*** Given data ***
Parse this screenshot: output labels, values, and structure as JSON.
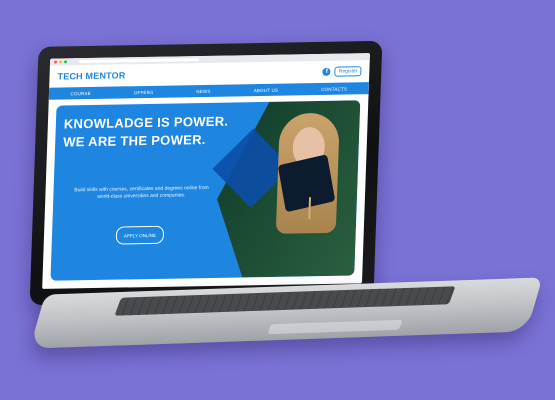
{
  "site": {
    "brand": "TECH MENTOR",
    "header": {
      "register_label": "Register",
      "facebook_icon": "facebook-icon"
    },
    "nav": [
      "COURSE",
      "OFFERS",
      "NEWS",
      "ABOUT US",
      "CONTACTS"
    ],
    "hero": {
      "headline_line1": "KNOWLADGE IS POWER.",
      "headline_line2": "WE ARE THE POWER.",
      "subtext": "Build skills with courses, certificates and degrees online from world-class universities and companies.",
      "apply_label": "APPLY ONLINE"
    }
  },
  "colors": {
    "background": "#7b72d6",
    "accent": "#1e86e0",
    "nav": "#1e86e0"
  }
}
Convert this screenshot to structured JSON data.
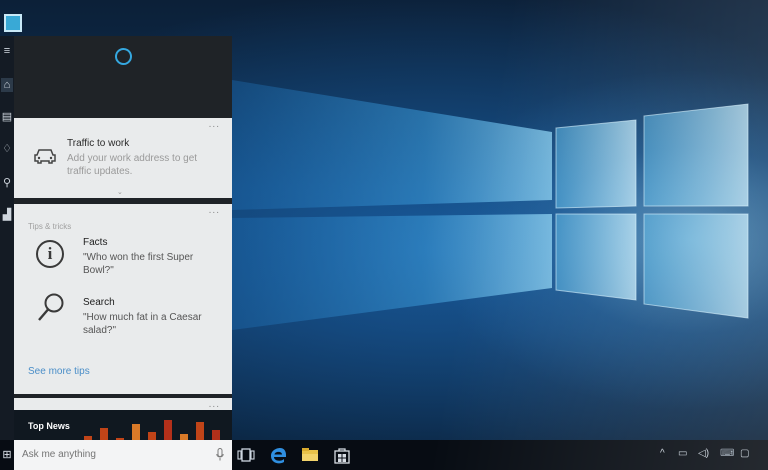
{
  "colors": {
    "accent": "#35a8e0",
    "panel": "#1f2327",
    "card": "#e9ebec",
    "link": "#4a8ec8",
    "taskbar": "#070c13"
  },
  "rail": {
    "icons": [
      "hamburger-menu-icon",
      "home-icon",
      "notebook-icon",
      "lightbulb-icon",
      "feedback-icon",
      "settings-icon"
    ],
    "glyphs": {
      "menu": "≡",
      "home": "⌂",
      "notebook": "▤",
      "tips": "♢",
      "feedback": "⚲",
      "more": "▟"
    }
  },
  "traffic_card": {
    "title": "Traffic to work",
    "subtitle": "Add your work address to get traffic updates.",
    "more": "...",
    "chevron": "⌄",
    "icon": "car-icon"
  },
  "tips_card": {
    "heading": "Tips & tricks",
    "more": "...",
    "facts": {
      "title": "Facts",
      "example": "\"Who won the first Super Bowl?\"",
      "icon": "info-icon",
      "glyph": "i"
    },
    "search": {
      "title": "Search",
      "example": "\"How much fat in a Caesar salad?\"",
      "icon": "magnifier-icon"
    },
    "see_more": "See more tips"
  },
  "news_card": {
    "label": "Top News",
    "more": "..."
  },
  "search_box": {
    "placeholder": "Ask me anything",
    "icon": "microphone-icon"
  },
  "taskbar": {
    "start_glyph": "⊞",
    "apps": [
      "task-view-icon",
      "edge-icon",
      "file-explorer-icon",
      "store-icon"
    ],
    "tray": {
      "chevron": "^",
      "battery": "▭",
      "volume": "◁)",
      "notifications": "▢"
    }
  }
}
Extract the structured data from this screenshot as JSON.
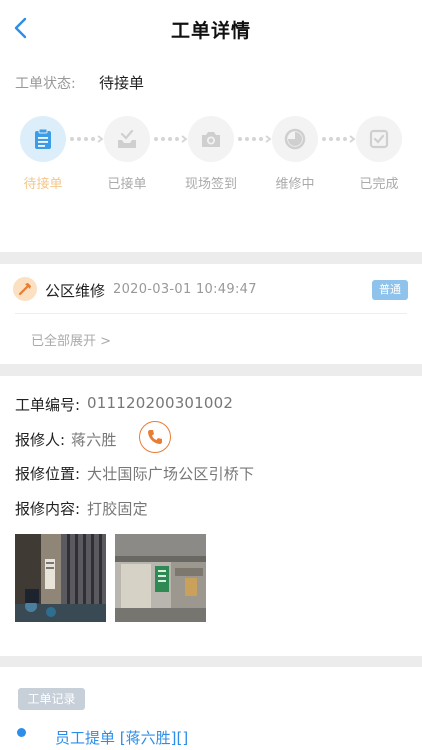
{
  "header": {
    "title": "工单详情",
    "back_icon": "chevron-left-icon"
  },
  "status": {
    "label": "工单状态:",
    "value": "待接单",
    "steps": [
      {
        "label": "待接单",
        "icon": "clipboard-icon",
        "active": true
      },
      {
        "label": "已接单",
        "icon": "inbox-check-icon",
        "active": false
      },
      {
        "label": "现场签到",
        "icon": "camera-icon",
        "active": false
      },
      {
        "label": "维修中",
        "icon": "progress-icon",
        "active": false
      },
      {
        "label": "已完成",
        "icon": "checkbox-icon",
        "active": false
      }
    ],
    "colors": {
      "active_bg": "#dceefa",
      "active_icon": "#3d9ce6",
      "active_label": "#f3c78c",
      "inactive": "#cfcfcf"
    }
  },
  "order": {
    "type": "公区维修",
    "time": "2020-03-01 10:49:47",
    "priority": "普通",
    "expand": "已全部展开 >",
    "icon": "hammer-icon"
  },
  "detail": {
    "number_label": "工单编号:",
    "number_value": "011120200301002",
    "reporter_label": "报修人:",
    "reporter_value": "蒋六胜",
    "location_label": "报修位置:",
    "location_value": "大壮国际广场公区引桥下",
    "content_label": "报修内容:",
    "content_value": "打胶固定",
    "phone_icon": "phone-icon",
    "phone_color": "#e97c35"
  },
  "records": {
    "badge": "工单记录",
    "items": [
      {
        "text": "员工提单 [蒋六胜][]"
      }
    ],
    "accent": "#2d8ee8"
  }
}
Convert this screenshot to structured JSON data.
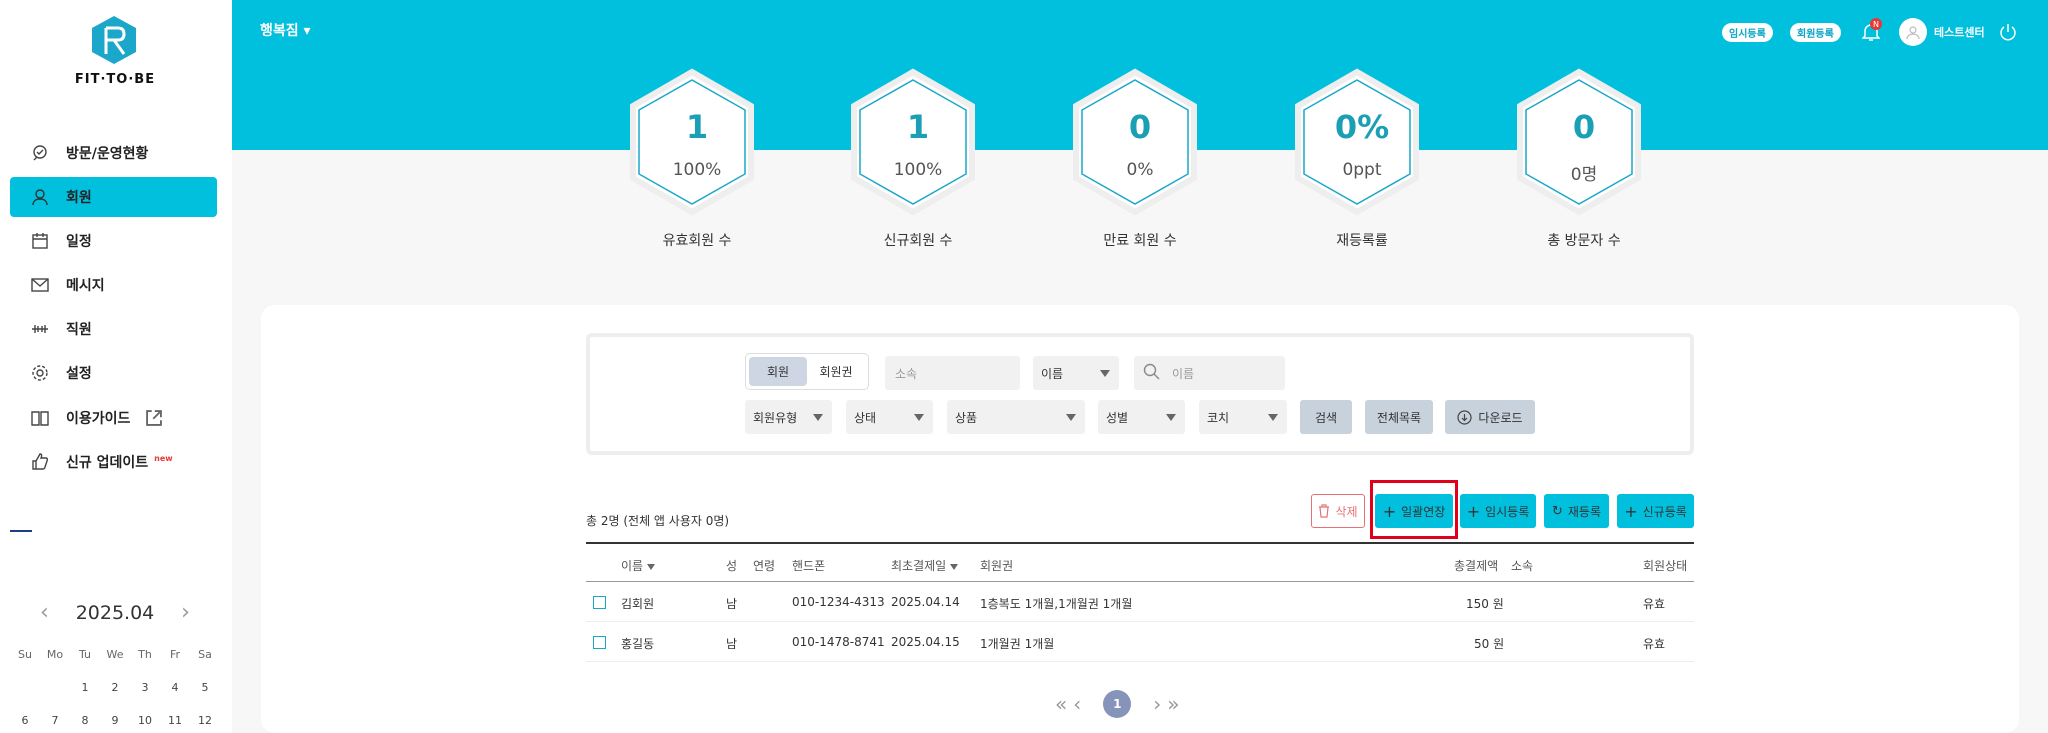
{
  "brand": {
    "name": "FIT·TO·BE"
  },
  "nav": [
    {
      "label": "방문/운영현황",
      "icon": "visit-icon"
    },
    {
      "label": "회원",
      "icon": "user-icon",
      "active": true
    },
    {
      "label": "일정",
      "icon": "calendar-icon"
    },
    {
      "label": "메시지",
      "icon": "mail-icon"
    },
    {
      "label": "직원",
      "icon": "dumbbell-icon"
    },
    {
      "label": "설정",
      "icon": "gear-icon"
    },
    {
      "label": "이용가이드",
      "icon": "book-icon"
    },
    {
      "label": "신규 업데이트",
      "icon": "thumbs-up-icon",
      "tag": "new"
    }
  ],
  "calendar": {
    "month": "2025.04",
    "weekdays": [
      "Su",
      "Mo",
      "Tu",
      "We",
      "Th",
      "Fr",
      "Sa"
    ],
    "days": [
      "",
      "",
      "1",
      "2",
      "3",
      "4",
      "5",
      "6",
      "7",
      "8",
      "9",
      "10",
      "11",
      "12"
    ]
  },
  "topbar": {
    "gym": "행복짐",
    "temp_register": "임시등록",
    "member_register": "회원등록",
    "notif_badge": "N",
    "user_name": "테스트센터"
  },
  "stats": [
    {
      "value": "1",
      "sub": "100%",
      "label": "유효회원 수"
    },
    {
      "value": "1",
      "sub": "100%",
      "label": "신규회원 수"
    },
    {
      "value": "0",
      "sub": "0%",
      "label": "만료 회원 수"
    },
    {
      "value": "0%",
      "sub": "0ppt",
      "label": "재등록률"
    },
    {
      "value": "0",
      "sub": "0명",
      "label": "총 방문자 수"
    }
  ],
  "filter": {
    "seg": [
      "회원",
      "회원권"
    ],
    "affiliation_placeholder": "소속",
    "name_select": "이름",
    "search_placeholder": "이름",
    "member_type": "회원유형",
    "status": "상태",
    "product": "상품",
    "gender": "성별",
    "coach": "코치",
    "search_btn": "검색",
    "all_btn": "전체목록",
    "download_btn": "다운로드"
  },
  "summary": "총 2명 (전체 앱 사용자 0명)",
  "actions": {
    "delete": "삭제",
    "bulk_extend": "일괄연장",
    "temp_register": "임시등록",
    "reregister": "재등록",
    "new_register": "신규등록"
  },
  "table": {
    "headers": [
      "이름",
      "성",
      "연령",
      "핸드폰",
      "최초결제일",
      "회원권",
      "총결제액",
      "소속",
      "회원상태"
    ],
    "rows": [
      {
        "name": "김회원",
        "gender": "남",
        "age": "",
        "phone": "010-1234-4313",
        "first_pay": "2025.04.14",
        "membership": "1층복도 1개월,1개월권 1개월",
        "total": "150 원",
        "affil": "",
        "status": "유효"
      },
      {
        "name": "홍길동",
        "gender": "남",
        "age": "",
        "phone": "010-1478-8741",
        "first_pay": "2025.04.15",
        "membership": "1개월권 1개월",
        "total": "50 원",
        "affil": "",
        "status": "유효"
      }
    ]
  },
  "pagination": {
    "current": "1"
  },
  "colors": {
    "accent": "#00c0de",
    "highlight": "#e0001b"
  }
}
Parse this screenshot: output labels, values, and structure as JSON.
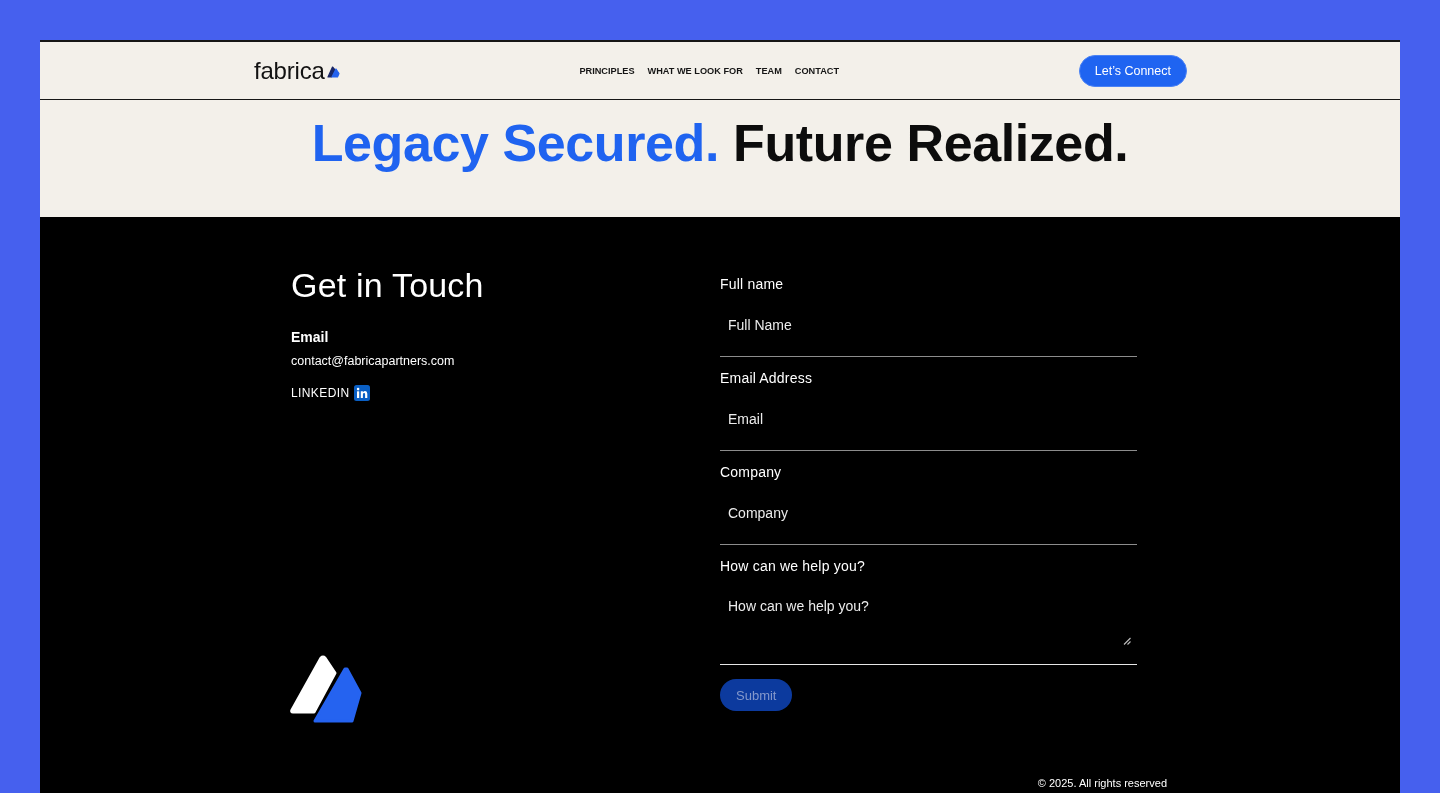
{
  "header": {
    "logo": "fabrica",
    "nav": [
      "PRINCIPLES",
      "WHAT WE LOOK FOR",
      "TEAM",
      "CONTACT"
    ],
    "cta_button": "Let’s Connect"
  },
  "hero": {
    "headline": [
      {
        "text": "Legacy Secured.",
        "kind": "accent"
      },
      {
        "text": "Future Realized.",
        "kind": "plain"
      }
    ]
  },
  "contact": {
    "title": "Get in Touch",
    "email_label": "Email",
    "email": "contact@fabricapartners.com",
    "linkedin": "LINKEDIN"
  },
  "form": {
    "fields": [
      {
        "kind": "input",
        "label": "Full name",
        "placeholder": "Full Name"
      },
      {
        "kind": "input",
        "label": "Email Address",
        "placeholder": "Email"
      },
      {
        "kind": "input",
        "label": "Company",
        "placeholder": "Company"
      },
      {
        "kind": "textarea",
        "label": "How can we help you?",
        "placeholder": "How can we help you?"
      }
    ],
    "submit": {
      "label": "Submit",
      "disabled": true
    }
  },
  "footer": {
    "copyright": "© 2025. All rights reserved"
  }
}
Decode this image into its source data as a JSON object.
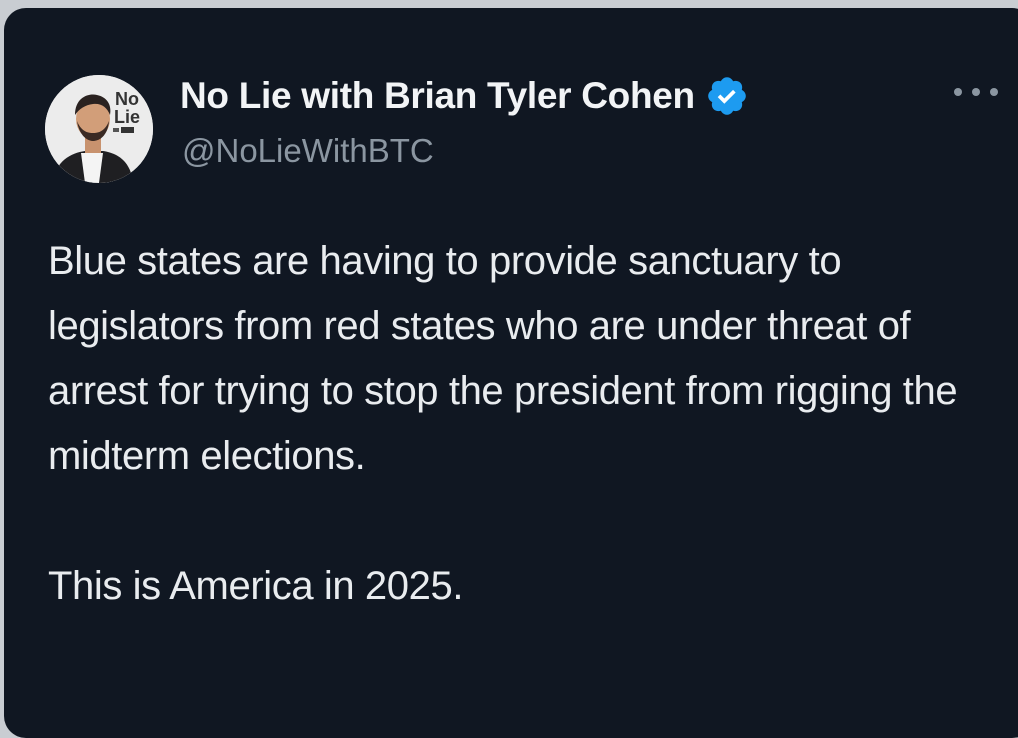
{
  "post": {
    "author": {
      "display_name": "No Lie with Brian Tyler Cohen",
      "handle": "@NoLieWithBTC",
      "avatar_icon": "profile-photo-avatar",
      "avatar_logo_text": "No Lie",
      "verified": true,
      "verified_icon": "verified-badge-icon",
      "verified_color": "#1d9bf0"
    },
    "more_icon": "more-options-icon",
    "text_paragraphs": [
      "Blue states are having to provide sanctuary to legislators from red states who are under threat of arrest for trying to stop the president from rigging the midterm elections.",
      "This is America in 2025."
    ]
  },
  "colors": {
    "card_background": "#101722",
    "page_background": "#c9cdd2",
    "primary_text": "#e9ecef",
    "secondary_text": "#8b96a1"
  }
}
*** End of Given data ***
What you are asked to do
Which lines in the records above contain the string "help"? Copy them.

Task response
        "label": "How can we help you?",
        "placeholder": "How can we help you?"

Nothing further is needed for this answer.